WHAT TO DO: An exact copy of every entry is needed here; the images stay out.
[Opening EXTRACTED ENTRIES section]
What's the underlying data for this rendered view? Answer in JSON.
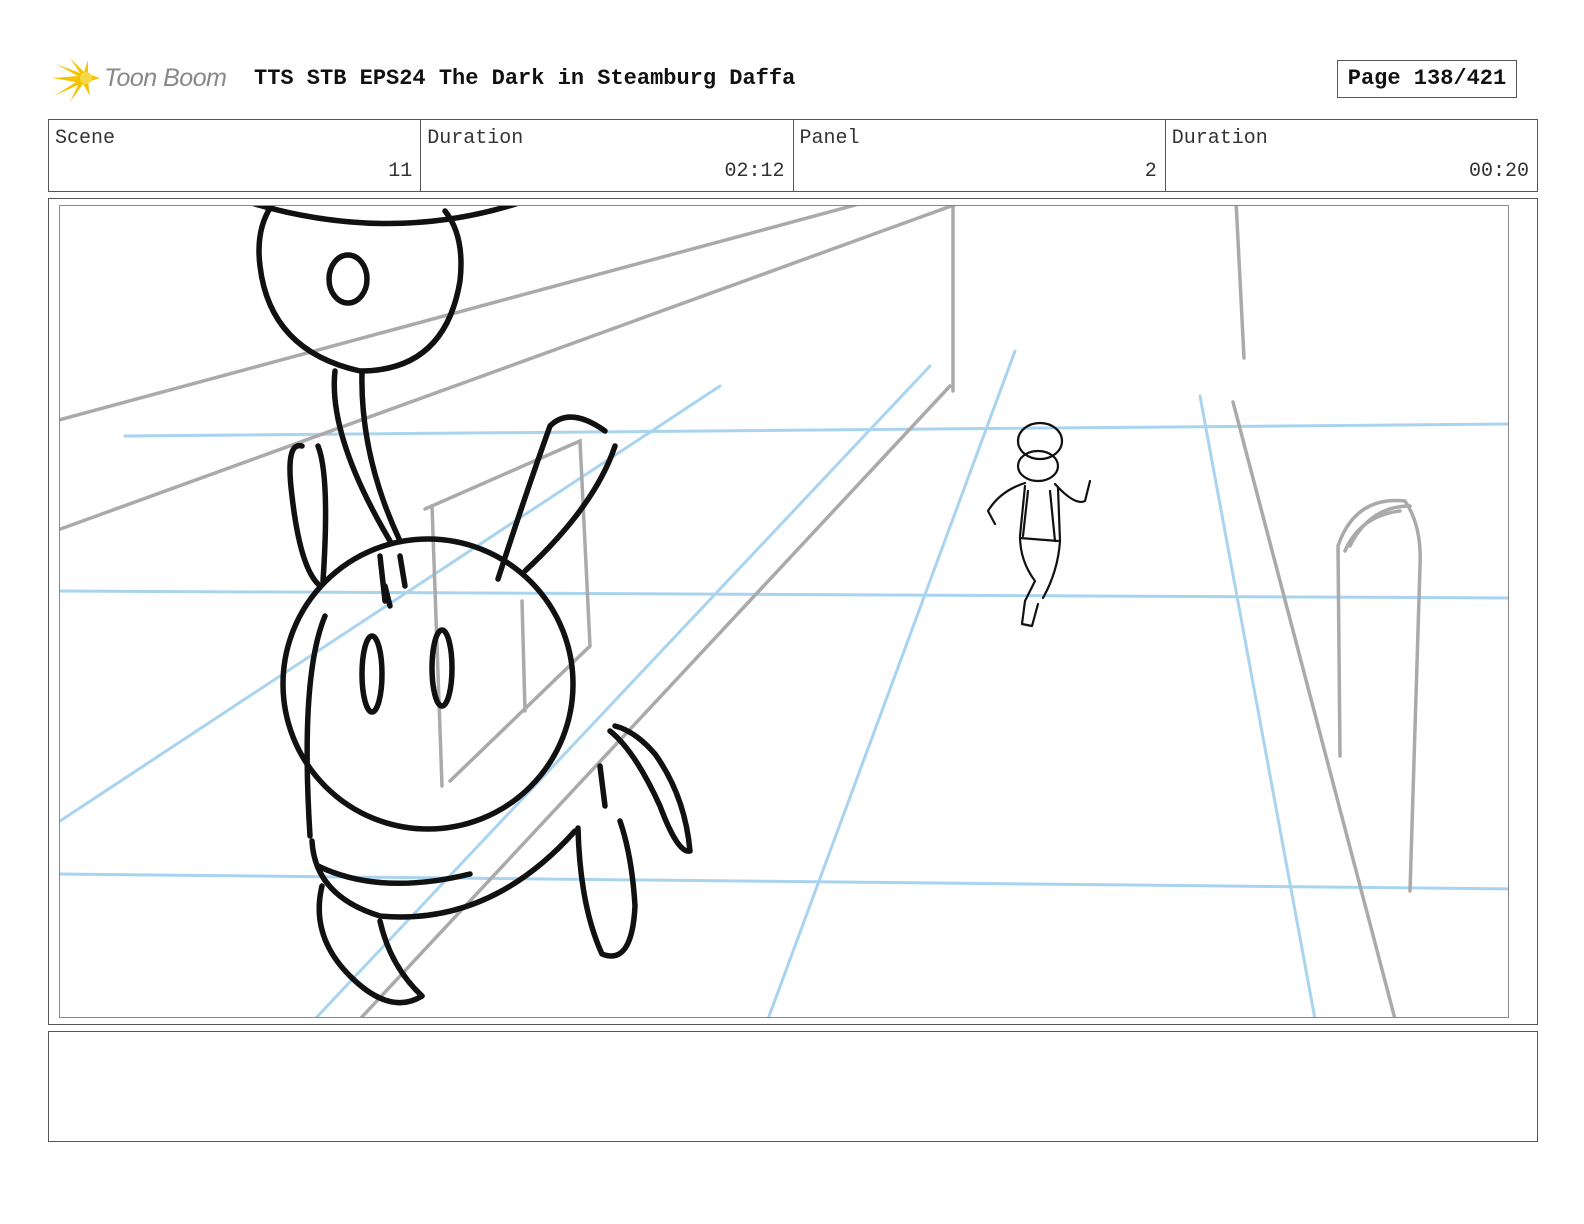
{
  "header": {
    "logo_text": "Toon Boom",
    "title": "TTS STB EPS24 The Dark in Steamburg Daffa",
    "page": "Page 138/421"
  },
  "info": {
    "scene_label": "Scene",
    "scene_value": "11",
    "scene_duration_label": "Duration",
    "scene_duration_value": "02:12",
    "panel_label": "Panel",
    "panel_value": "2",
    "panel_duration_label": "Duration",
    "panel_duration_value": "00:20"
  },
  "notes": {
    "text": ""
  },
  "colors": {
    "guide_blue": "#a9d4ef",
    "sketch_grey": "#aaaaaa",
    "ink": "#111111",
    "logo_yellow": "#f5c400"
  }
}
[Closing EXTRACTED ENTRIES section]
ANSWER SECTION:
What's the underlying data for this rendered view? Answer in JSON.
{
  "header": {
    "logo_text": "Toon Boom",
    "title": "TTS STB EPS24 The Dark in Steamburg Daffa",
    "page": "Page 138/421"
  },
  "info": {
    "scene_label": "Scene",
    "scene_value": "11",
    "scene_duration_label": "Duration",
    "scene_duration_value": "02:12",
    "panel_label": "Panel",
    "panel_value": "2",
    "panel_duration_label": "Duration",
    "panel_duration_value": "00:20"
  },
  "notes": {
    "text": ""
  },
  "colors": {
    "guide_blue": "#a9d4ef",
    "sketch_grey": "#aaaaaa",
    "ink": "#111111",
    "logo_yellow": "#f5c400"
  }
}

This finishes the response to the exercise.